"It's been simplified, which is a good thing," La Russa said of his role. "The general manager will have final say over trades and the manager. I think it's the right move. It puts the authority where it belongs. I think the other thing that is important to state is that my No. 1 responsibility is using 50 years of expertise to impact the way we play the game. That hasn't changed."
La Russa will report to D-backs CEO/team president Derrick Hall, as will Hazen.
"Mike Hazen is in charge of baseball operations and Tony is fine. He realizes that he's going to have impact," Hall said. "His true impact could be with the people in uniform. We just have to make sure both sides are OK with that arrangement. We still have to see if that's going to work. I think it will, but time will tell."
La Russa sat in on the interviews with general manager candidates so that they could hear directly from him that he had no problem with being stripped of his power.
"I look forward to working with Tony," Hazen said. "[He is] somebody that has that level and expertise about the game of baseball. I know that the game is moving in a particular direction with the buzzword of analytics, [but] there's no replacing the softer parts of the game, the knowledge of how to manage a human being. There's nothing that tells anyone how to connect with a player that's going through a personal struggle, yet has to go out there and play every day. Those things I'm confident that Tony's going to be able to help with, and I look forward to hearing what he has to say on all those things."
Hall said he could envision La Russa having input in making up the Spring Training schedule and how the game is taught throughout the various levels of the organization. La Russa could also spend time during the season at each of the team's Minor League affiliates working with the manager and coaches.

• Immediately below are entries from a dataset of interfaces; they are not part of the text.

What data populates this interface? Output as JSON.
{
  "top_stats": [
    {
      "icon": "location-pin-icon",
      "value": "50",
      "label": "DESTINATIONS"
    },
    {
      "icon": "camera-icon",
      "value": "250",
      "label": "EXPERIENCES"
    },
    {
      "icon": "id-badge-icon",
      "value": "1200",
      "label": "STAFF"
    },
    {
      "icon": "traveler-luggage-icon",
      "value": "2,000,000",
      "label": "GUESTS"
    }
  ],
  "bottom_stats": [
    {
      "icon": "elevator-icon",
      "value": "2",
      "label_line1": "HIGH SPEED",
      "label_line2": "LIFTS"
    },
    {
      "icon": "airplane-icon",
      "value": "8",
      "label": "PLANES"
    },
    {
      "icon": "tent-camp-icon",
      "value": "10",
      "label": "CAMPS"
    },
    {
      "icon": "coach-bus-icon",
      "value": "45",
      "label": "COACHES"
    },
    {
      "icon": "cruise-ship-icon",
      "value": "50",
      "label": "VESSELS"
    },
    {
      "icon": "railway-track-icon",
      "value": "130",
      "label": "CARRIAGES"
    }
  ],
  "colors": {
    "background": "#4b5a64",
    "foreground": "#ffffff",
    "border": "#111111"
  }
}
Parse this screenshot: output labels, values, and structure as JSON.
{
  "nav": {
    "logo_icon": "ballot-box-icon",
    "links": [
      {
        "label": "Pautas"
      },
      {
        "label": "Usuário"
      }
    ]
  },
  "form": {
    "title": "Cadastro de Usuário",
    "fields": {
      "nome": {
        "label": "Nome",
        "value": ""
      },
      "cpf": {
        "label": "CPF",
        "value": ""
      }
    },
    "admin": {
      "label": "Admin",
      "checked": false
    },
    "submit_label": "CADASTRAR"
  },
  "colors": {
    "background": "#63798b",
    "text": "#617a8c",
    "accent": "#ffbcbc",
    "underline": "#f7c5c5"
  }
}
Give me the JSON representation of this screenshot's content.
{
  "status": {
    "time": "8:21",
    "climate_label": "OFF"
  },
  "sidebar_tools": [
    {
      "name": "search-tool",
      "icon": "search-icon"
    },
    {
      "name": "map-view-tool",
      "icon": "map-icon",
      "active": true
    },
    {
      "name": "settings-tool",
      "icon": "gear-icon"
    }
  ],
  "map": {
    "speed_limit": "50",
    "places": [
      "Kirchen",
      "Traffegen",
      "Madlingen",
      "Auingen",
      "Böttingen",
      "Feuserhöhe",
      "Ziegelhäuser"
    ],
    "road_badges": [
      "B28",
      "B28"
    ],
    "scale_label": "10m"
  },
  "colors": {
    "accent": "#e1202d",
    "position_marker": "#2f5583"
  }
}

After watching his hand-picked GM, Dave Stewart, dismissed by ownership following the season La Russa thought about leaving himself, but he didn't want to go out after a 69-93 season.
"There was one dominant, overpowering priority that haunted me all season, and if I left it would haunt me the rest of my life," La Russa said. "And that is we had a plus-20 margin of losses over wins. As I made clear, I'm supposed to impact that. To leave with that kind of season record, it's very tough to take. I appreciate the fact that I can be a part of making it better."
Steve Gilbert has covered the D-backs for MLB.com since 2001. Follow him on Twitter @SteveGilbertMLB. This story was not subject to the approval of Major League Baseball or its clubs.